(ABOUT THIS TASK) For the string "manager", search the entries below and copy every line where it appears.
┌─ RECORDS FOR PROCESSING
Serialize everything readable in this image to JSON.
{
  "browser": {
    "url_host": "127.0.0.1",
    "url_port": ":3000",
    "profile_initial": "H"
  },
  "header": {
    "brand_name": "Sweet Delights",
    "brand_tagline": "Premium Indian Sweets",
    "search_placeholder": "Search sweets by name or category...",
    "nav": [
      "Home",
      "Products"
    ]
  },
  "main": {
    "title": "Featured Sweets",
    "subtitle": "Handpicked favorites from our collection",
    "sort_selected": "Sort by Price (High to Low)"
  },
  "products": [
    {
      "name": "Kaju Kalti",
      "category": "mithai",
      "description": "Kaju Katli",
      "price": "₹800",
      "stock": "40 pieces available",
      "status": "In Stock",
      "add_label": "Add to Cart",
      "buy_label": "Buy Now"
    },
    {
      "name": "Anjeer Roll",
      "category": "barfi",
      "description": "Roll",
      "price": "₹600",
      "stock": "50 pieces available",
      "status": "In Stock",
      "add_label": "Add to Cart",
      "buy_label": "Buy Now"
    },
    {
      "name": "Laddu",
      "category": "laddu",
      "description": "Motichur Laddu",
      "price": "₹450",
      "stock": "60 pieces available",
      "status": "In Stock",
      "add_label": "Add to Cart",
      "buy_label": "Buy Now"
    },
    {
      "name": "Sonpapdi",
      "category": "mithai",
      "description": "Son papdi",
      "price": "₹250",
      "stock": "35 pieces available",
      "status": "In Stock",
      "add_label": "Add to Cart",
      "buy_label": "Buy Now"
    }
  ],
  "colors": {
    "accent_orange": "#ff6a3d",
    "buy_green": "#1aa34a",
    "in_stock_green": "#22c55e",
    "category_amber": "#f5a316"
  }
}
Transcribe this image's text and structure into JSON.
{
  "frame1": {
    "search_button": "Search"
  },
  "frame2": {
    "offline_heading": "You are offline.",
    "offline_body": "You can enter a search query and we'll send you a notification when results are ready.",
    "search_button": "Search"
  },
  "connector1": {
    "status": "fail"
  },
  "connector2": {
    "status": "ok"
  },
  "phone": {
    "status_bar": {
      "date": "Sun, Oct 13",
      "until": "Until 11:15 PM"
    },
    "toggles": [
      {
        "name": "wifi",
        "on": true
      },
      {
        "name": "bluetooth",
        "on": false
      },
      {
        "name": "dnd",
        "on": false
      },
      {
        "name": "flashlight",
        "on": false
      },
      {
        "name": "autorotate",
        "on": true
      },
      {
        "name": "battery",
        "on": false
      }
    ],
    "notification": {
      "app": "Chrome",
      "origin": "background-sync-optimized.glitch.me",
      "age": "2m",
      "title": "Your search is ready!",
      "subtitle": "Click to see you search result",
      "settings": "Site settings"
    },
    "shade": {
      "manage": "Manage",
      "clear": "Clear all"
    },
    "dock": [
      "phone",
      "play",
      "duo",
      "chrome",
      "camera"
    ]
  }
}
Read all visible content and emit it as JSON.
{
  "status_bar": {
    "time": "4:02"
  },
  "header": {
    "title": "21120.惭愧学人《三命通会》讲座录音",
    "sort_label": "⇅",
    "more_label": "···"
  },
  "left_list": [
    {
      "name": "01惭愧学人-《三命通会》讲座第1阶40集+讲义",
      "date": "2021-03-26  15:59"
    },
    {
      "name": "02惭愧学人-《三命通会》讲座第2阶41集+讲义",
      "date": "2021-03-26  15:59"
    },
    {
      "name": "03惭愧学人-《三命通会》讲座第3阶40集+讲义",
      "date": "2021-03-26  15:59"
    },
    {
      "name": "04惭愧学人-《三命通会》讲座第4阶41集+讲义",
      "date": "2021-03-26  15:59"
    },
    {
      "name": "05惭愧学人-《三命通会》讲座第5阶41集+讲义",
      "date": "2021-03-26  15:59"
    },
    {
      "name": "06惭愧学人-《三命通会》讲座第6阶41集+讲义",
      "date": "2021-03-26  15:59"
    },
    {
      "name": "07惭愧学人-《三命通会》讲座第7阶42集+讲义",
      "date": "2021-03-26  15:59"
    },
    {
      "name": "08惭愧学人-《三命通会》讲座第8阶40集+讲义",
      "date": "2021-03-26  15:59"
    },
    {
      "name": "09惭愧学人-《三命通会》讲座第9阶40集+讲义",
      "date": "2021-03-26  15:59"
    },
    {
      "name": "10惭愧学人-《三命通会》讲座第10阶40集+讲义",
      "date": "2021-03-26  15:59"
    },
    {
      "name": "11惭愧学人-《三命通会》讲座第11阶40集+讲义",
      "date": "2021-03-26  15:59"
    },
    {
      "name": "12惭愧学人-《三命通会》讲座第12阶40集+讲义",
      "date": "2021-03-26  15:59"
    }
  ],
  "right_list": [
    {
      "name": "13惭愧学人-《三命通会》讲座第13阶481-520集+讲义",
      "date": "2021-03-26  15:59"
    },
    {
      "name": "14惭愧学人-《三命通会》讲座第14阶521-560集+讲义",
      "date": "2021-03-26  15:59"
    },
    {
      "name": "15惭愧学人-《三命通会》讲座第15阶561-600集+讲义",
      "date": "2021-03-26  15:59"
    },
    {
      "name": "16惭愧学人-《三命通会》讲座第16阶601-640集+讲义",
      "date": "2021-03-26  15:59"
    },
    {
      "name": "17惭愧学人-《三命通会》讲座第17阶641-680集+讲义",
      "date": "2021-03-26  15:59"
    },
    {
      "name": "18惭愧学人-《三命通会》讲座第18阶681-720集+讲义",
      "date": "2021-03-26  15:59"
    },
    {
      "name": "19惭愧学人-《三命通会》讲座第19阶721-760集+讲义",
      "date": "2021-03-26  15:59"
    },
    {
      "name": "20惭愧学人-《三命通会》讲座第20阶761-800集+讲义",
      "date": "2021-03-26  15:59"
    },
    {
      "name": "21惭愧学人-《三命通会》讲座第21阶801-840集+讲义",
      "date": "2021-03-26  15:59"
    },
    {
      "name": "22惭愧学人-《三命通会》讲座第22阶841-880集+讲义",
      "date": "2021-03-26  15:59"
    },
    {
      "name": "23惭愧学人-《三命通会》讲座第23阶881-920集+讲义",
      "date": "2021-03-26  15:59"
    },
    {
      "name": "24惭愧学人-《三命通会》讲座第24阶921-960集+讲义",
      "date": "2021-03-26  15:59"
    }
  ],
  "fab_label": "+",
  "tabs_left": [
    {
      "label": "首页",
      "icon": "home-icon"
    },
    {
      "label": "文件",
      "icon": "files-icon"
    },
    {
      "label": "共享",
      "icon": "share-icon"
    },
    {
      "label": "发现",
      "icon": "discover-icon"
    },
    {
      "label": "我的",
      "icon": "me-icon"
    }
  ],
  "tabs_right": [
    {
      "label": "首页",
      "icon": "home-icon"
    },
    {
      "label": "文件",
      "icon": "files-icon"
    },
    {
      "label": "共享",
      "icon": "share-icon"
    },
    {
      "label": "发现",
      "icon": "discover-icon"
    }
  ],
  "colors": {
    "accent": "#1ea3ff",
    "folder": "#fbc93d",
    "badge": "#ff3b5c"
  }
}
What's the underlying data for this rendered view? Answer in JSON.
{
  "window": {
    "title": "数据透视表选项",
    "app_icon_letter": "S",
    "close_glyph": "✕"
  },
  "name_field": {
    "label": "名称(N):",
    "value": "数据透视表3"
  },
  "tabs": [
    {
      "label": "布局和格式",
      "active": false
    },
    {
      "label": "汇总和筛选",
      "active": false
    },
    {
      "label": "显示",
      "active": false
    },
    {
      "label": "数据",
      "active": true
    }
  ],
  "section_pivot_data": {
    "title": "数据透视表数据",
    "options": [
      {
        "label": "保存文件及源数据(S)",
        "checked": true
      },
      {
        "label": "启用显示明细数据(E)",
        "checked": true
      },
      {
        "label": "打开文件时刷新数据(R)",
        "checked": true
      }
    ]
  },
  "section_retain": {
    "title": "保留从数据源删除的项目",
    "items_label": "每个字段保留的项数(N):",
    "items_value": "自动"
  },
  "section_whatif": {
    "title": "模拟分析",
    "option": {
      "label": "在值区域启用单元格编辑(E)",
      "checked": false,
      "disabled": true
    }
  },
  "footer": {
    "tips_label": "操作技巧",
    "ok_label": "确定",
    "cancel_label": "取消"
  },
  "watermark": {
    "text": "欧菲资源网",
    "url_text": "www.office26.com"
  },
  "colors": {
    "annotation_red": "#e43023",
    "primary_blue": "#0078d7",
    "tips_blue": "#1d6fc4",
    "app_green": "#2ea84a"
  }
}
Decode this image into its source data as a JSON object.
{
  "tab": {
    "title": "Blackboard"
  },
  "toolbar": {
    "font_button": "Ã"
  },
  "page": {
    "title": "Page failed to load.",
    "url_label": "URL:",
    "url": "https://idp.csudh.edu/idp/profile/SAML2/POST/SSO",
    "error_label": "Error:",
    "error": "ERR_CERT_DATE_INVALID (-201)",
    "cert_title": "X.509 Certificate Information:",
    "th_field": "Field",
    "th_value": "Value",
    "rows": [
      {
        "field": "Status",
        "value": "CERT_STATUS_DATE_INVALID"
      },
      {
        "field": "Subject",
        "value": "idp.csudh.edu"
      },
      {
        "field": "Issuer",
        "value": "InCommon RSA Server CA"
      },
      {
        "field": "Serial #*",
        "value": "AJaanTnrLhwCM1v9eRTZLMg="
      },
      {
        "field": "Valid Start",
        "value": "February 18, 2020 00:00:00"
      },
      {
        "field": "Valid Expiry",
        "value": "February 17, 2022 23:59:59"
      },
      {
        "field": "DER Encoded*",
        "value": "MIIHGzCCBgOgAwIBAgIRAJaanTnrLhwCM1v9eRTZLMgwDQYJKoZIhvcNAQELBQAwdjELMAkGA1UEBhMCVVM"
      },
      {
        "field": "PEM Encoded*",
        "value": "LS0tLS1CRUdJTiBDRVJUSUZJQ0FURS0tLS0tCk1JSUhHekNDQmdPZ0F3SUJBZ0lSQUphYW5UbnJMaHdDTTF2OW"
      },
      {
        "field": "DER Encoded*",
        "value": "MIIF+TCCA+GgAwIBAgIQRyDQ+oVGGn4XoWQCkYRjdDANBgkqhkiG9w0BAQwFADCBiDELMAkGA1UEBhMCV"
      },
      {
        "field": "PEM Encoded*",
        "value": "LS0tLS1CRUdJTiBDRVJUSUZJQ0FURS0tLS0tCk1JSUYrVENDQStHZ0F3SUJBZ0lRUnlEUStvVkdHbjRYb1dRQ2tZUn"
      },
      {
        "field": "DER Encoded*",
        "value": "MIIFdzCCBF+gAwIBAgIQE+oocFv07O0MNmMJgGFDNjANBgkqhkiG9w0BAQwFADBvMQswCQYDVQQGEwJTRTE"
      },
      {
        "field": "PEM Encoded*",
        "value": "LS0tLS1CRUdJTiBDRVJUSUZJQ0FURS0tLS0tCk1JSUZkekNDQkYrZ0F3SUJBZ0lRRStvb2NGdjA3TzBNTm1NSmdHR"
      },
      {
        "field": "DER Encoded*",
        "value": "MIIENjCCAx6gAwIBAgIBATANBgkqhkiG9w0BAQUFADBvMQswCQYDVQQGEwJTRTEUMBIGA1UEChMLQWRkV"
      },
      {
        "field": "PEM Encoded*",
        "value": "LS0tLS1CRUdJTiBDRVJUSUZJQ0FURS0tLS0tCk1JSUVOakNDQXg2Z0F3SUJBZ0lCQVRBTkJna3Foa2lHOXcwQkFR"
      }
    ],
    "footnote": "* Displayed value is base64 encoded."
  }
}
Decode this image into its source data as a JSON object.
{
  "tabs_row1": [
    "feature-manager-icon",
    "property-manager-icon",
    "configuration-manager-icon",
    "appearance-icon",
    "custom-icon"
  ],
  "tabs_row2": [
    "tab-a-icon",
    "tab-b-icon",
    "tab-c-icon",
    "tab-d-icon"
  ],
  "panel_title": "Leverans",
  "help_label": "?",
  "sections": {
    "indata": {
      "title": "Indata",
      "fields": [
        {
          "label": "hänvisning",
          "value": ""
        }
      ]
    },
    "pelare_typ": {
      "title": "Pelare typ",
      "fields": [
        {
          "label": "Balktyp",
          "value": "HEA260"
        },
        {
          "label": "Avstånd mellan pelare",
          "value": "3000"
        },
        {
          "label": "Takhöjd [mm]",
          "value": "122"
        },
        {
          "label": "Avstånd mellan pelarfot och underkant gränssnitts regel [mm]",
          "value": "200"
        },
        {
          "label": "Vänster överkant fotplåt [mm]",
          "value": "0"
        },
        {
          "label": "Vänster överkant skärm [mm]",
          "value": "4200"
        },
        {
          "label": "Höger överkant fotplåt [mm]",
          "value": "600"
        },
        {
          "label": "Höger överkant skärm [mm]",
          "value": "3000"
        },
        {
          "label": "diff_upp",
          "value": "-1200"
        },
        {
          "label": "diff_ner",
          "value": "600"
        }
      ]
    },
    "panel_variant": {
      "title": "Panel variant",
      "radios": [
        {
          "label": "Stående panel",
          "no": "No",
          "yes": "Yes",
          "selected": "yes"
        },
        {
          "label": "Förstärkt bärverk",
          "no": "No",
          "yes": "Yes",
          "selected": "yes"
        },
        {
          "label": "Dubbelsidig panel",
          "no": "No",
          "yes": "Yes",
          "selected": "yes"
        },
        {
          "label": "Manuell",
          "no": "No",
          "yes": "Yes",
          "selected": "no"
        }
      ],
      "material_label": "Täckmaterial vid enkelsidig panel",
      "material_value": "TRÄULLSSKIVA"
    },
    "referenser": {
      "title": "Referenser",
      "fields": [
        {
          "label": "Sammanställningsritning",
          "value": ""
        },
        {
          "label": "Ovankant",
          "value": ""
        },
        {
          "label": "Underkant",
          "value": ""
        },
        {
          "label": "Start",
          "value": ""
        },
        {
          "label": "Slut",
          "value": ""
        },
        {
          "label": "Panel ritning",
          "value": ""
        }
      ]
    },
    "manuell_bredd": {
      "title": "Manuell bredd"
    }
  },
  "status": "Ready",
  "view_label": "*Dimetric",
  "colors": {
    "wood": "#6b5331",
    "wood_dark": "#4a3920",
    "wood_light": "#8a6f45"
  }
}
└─
(ANSWER FOR THIS EXERCISE)
    "feature-manager-icon",
    "property-manager-icon",
    "configuration-manager-icon",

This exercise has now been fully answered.